__The data__:
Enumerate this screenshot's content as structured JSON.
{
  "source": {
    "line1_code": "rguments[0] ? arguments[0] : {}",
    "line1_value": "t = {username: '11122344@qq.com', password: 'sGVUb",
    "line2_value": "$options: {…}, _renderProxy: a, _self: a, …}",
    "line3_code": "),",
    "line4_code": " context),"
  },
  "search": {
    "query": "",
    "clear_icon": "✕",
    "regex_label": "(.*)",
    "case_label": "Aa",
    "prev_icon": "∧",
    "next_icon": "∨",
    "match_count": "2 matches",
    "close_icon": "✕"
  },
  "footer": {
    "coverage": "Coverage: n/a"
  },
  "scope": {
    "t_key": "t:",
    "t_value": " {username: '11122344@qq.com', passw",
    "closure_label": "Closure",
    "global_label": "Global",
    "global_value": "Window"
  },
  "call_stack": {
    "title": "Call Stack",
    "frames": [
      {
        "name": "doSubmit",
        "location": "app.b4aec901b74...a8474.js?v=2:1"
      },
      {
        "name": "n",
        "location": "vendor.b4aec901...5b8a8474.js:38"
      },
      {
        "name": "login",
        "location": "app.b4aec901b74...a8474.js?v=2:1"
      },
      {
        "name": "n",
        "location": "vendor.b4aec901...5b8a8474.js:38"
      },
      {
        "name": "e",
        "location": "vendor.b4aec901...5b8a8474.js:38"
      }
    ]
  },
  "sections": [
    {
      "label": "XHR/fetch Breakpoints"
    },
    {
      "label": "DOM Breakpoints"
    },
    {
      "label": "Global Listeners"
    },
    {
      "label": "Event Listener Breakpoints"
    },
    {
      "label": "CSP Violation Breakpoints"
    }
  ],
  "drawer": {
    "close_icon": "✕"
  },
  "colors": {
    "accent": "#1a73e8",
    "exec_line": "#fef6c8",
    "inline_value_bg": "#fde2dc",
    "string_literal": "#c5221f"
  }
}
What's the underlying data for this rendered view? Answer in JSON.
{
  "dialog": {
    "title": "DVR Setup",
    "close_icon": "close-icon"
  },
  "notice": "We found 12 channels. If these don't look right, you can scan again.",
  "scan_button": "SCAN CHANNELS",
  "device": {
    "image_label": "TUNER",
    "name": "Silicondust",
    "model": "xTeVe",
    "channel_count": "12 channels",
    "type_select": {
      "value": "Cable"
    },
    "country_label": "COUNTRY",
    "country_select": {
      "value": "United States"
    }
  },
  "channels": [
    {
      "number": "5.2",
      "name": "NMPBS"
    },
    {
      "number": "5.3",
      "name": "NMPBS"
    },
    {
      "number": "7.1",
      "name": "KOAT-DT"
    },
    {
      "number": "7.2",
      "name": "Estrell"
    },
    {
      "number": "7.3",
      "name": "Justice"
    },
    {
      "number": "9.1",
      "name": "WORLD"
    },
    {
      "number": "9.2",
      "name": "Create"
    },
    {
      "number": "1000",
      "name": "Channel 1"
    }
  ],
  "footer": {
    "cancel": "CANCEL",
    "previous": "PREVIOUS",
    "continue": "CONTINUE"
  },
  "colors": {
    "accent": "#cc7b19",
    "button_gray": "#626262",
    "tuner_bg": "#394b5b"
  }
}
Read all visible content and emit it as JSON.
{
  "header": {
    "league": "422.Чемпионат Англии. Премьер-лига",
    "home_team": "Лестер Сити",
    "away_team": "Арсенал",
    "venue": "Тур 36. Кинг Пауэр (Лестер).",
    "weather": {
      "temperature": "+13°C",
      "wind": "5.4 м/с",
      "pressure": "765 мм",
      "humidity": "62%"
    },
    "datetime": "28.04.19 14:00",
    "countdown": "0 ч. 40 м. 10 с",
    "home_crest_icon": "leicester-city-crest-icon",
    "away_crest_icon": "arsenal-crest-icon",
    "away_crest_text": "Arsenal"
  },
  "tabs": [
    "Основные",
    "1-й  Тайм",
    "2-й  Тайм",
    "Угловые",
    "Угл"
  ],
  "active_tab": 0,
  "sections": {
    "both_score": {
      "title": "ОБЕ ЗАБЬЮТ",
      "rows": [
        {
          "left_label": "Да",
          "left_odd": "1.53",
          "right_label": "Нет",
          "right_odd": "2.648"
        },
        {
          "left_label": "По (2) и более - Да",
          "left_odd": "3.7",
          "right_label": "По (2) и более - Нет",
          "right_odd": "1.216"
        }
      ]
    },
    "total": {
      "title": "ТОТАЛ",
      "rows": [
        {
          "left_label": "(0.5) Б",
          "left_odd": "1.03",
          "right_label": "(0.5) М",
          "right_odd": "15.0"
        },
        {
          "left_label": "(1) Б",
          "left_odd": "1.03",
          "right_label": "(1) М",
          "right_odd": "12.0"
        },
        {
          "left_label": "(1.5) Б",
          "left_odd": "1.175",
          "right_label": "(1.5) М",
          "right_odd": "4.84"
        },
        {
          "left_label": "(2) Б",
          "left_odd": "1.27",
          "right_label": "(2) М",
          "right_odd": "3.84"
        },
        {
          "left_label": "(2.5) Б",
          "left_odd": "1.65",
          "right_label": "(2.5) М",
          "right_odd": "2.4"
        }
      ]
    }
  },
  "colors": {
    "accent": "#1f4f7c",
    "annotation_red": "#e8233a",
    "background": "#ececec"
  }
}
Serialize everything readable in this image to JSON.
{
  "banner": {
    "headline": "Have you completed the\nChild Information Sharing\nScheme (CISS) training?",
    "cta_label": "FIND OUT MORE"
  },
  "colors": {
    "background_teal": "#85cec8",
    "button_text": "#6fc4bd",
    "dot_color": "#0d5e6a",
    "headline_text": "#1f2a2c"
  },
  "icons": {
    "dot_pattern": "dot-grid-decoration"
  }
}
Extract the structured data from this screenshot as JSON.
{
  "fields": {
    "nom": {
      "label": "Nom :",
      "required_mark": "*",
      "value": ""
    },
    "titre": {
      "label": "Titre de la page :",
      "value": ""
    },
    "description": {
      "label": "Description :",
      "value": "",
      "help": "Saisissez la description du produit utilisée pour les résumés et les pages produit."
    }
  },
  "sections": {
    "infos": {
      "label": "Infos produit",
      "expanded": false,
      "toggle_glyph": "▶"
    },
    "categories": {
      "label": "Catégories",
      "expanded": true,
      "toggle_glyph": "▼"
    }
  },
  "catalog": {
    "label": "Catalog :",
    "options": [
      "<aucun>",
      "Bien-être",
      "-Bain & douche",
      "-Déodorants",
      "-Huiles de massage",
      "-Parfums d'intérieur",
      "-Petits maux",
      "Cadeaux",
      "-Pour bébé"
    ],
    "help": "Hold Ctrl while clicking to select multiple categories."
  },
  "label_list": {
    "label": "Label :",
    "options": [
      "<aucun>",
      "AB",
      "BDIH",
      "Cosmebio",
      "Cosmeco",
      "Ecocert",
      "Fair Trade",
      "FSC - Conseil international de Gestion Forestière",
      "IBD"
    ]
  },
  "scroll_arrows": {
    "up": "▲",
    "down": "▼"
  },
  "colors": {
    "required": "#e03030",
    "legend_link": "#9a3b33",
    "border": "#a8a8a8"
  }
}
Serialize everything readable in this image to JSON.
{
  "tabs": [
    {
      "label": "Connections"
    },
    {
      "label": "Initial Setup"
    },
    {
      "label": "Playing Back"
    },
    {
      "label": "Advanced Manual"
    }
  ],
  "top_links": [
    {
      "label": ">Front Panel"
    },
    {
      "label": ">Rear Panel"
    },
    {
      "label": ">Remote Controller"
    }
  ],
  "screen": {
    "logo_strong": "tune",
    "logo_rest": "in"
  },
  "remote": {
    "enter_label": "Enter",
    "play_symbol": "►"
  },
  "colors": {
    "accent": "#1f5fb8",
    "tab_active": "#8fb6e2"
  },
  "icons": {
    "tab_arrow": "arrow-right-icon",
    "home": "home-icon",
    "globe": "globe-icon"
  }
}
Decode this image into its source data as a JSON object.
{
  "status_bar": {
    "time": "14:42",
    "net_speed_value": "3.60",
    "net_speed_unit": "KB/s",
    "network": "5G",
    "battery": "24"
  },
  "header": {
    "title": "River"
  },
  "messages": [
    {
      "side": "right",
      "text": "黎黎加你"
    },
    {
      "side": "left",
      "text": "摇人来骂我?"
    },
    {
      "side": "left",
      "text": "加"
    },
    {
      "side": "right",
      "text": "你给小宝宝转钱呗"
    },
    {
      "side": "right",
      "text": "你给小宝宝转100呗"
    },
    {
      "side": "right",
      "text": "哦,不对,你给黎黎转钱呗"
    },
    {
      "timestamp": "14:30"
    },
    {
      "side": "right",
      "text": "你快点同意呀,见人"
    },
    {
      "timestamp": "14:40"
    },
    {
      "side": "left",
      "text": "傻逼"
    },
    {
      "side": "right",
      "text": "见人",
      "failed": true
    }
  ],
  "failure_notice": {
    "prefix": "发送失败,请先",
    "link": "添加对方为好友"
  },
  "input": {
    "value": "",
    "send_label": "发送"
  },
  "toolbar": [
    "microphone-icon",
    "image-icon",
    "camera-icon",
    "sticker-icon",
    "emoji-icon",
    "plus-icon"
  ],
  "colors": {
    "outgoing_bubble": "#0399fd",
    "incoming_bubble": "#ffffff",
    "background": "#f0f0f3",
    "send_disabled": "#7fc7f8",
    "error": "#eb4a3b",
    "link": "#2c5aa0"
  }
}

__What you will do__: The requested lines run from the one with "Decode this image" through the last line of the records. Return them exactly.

__Answer space__:
Decode this image into its source data as a JSON object.
{
  "status_bar": {
    "time": "14:42",
    "net_speed_value": "3.60",
    "net_speed_unit": "KB/s",
    "network": "5G",
    "battery": "24"
  },
  "header": {
    "title": "River"
  },
  "messages": [
    {
      "side": "right",
      "text": "黎黎加你"
    },
    {
      "side": "left",
      "text": "摇人来骂我?"
    },
    {
      "side": "left",
      "text": "加"
    },
    {
      "side": "right",
      "text": "你给小宝宝转钱呗"
    },
    {
      "side": "right",
      "text": "你给小宝宝转100呗"
    },
    {
      "side": "right",
      "text": "哦,不对,你给黎黎转钱呗"
    },
    {
      "timestamp": "14:30"
    },
    {
      "side": "right",
      "text": "你快点同意呀,见人"
    },
    {
      "timestamp": "14:40"
    },
    {
      "side": "left",
      "text": "傻逼"
    },
    {
      "side": "right",
      "text": "见人",
      "failed": true
    }
  ],
  "failure_notice": {
    "prefix": "发送失败,请先",
    "link": "添加对方为好友"
  },
  "input": {
    "value": "",
    "send_label": "发送"
  },
  "toolbar": [
    "microphone-icon",
    "image-icon",
    "camera-icon",
    "sticker-icon",
    "emoji-icon",
    "plus-icon"
  ],
  "colors": {
    "outgoing_bubble": "#0399fd",
    "incoming_bubble": "#ffffff",
    "background": "#f0f0f3",
    "send_disabled": "#7fc7f8",
    "error": "#eb4a3b",
    "link": "#2c5aa0"
  }
}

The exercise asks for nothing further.